For example, there's Pete Fenson. How soon have we forgotten that in 2006, his team won the bronze in Torino? His team is present in the tournament, but he was playing catch-up. Todd Birr, who took third at worlds in 2007, was behind in the standings as well. The draw I attended saw the two teams tied for first, Team Hames and Team Stevens, facing one another in what would be the lowest scoring game of the draw, 5-2, conceded near the end of the tenth when Stevens ran out of stones.
One match was a 10-3 blowout, but the other three all came down to the final shot. Bryan Wight's team (which had a couple Ohioans, so you know they're good people) had no wins but a chance to upset Fenson's team after jumping out to a 4-0 lead. Despite owning the hammer in the final end, Wight's final shot (not pictured, but it was slightly similar to the setup in the above photo from the Farbelow-Morton game) could not hit and roll to prevent the steal of two points, and Fenson won 7-6. It was like watching the placekicker try to avert a loss with a 50-yard field goal, only the anticipation from hack to house lasts much longer than even what it "feels" like when the football is spinning toward the goalposts.
A couple minutes later, on another sheet, Blake Morton executed a high pressure hit-it-you-win-miss-it-you-lose takeout to win 8-5. Soon after that, Team Brown and Team Birr were headed to an extra end.
As Craig Brown threw his final shot (pictured above), he really had nowhere to hide as Birr simply negated his shot with the hammer for the 5-4 victory. There are those who believe the NFL overtime rules are unfair because the team that wins the coin toss has an unfair advantage. Try telling that to curlers, who have a 74 percent of winning with the final stone in the 11th.
The whole draw was a whirlwind of hurrying hard followed by a sudden pandemic of bated breath (which was slightly visible in the cold arena) in anticipation of game-deciding shots. Then, two hours later, it was over. For a couple hours until the next draw.
This is what people in the less-evolved encounters don't necessarily see. They may witness a few curling shots and a little sweeping, then exclaim, "Hell, I could do that," much like how they may see a person take one free throw or cross country ski for a half mile. Each team delivered and swept effectively 80 of the 720 stones they are scheduled to throw, not counting playoffs, in the span of a week. And this was an easy day for the men; they only had one game. Sunday, Monday, and Wednesday had two games in store for everybody, and the marathon continues through Thursday, when tiebreakers and page playoffs begin.

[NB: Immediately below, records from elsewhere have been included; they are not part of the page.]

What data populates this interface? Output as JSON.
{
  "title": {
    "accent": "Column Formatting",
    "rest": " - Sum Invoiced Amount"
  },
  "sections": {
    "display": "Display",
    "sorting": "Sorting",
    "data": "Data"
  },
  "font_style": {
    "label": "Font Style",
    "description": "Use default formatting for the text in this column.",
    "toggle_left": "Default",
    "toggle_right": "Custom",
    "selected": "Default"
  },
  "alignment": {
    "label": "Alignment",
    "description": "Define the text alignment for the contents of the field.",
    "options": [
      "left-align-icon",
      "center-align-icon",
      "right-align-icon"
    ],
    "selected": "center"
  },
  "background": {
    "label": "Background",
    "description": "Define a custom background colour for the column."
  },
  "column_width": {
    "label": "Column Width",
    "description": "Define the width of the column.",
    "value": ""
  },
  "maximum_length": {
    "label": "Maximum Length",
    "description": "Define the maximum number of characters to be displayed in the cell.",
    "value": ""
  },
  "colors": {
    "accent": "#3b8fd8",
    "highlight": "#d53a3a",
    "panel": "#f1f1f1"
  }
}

It's sheer madness to try and contemplate that much curling all at once. Which is why the couple hundred fans in attendance on a Tuesday afternoon were closer to curling than except perhaps those athletes actually participating in the event.
The linescores for U.S. Curling Nationals are updated live for both the women and men. It's quite a sophisticated website for what you think a curling website would offer; they even show the skips' career head-to-head matchups and stream live audio coverage of the featured game (that sheet in the middle).
They also plan to provide live video feeds of the gold medal games on Saturday. But despite trips to Italy and Canada on the line in these championship matches … phooey, that's just one game at a time, something anyone can do.
Photos by Matt SussmanPowered by Sidelines